This is an inspirational-cum-romantic suspense-cum-Regency novel set in 1819 London. Jane Fellowes is a member of a family descended from Sir Isaac Newton. Their legacy from the great scientist is a chest that seems to have mysterious powers, such as causing madness or shocking those who touch it. Jane consults scientist Thomas Norcross in a quest to use the chest to prove the existence of God. When the chest is stolen, their search leads them into the East End and danger. Palmer based the story on real people from the period, and in an afterword explains what happened to them and to Newton’s Box in real life.

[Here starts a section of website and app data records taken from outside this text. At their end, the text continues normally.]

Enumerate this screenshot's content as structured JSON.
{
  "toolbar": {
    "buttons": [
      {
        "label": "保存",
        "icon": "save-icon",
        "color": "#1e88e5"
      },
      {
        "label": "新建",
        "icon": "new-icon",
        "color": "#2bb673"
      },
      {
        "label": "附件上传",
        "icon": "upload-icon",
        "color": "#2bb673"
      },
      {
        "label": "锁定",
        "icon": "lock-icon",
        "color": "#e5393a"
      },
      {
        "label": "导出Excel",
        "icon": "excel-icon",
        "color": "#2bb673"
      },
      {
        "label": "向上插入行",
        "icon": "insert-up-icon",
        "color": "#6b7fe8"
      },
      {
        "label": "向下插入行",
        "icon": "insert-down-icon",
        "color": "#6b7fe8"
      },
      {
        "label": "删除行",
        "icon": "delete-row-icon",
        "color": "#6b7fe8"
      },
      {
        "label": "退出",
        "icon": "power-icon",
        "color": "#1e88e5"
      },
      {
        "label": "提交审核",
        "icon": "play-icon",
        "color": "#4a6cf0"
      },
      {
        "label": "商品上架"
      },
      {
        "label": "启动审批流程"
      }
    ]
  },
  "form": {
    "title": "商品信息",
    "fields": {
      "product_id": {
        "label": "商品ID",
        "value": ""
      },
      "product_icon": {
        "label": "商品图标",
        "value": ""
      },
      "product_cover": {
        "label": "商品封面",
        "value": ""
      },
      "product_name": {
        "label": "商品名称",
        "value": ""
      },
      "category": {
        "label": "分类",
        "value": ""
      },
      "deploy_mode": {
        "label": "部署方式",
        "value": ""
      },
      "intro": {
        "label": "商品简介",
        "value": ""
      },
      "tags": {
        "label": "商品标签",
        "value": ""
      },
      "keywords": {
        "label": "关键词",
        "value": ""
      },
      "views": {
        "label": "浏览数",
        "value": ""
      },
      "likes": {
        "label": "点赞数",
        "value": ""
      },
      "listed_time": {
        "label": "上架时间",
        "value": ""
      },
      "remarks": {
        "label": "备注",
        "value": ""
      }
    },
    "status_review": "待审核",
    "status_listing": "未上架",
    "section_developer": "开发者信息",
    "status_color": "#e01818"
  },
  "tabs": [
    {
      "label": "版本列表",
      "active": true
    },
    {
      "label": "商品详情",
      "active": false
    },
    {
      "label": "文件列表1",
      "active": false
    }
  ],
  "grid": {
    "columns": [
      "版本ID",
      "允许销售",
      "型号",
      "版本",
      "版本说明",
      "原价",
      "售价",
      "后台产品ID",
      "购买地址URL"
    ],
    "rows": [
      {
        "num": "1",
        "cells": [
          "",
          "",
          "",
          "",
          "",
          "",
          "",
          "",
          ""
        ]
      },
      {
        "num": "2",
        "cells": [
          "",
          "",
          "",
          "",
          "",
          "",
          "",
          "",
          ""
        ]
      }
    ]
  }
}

Jane and Thomas feud at first and later fall in love, as good Regency romance characters are expected to do. Jane’s religious doubts and desire for the proof of God’s existence contrast with Thomas’s initial disbelief in anything religious. There is a nice scene in which Jane and Thomas visit a circus troupe in the East End, and are impressed by the sideshow denizens’ faith, despite their physical deformities. I question the historical accuracy of some of the author’s plot points, but otherwise the book succeeds in all three genres.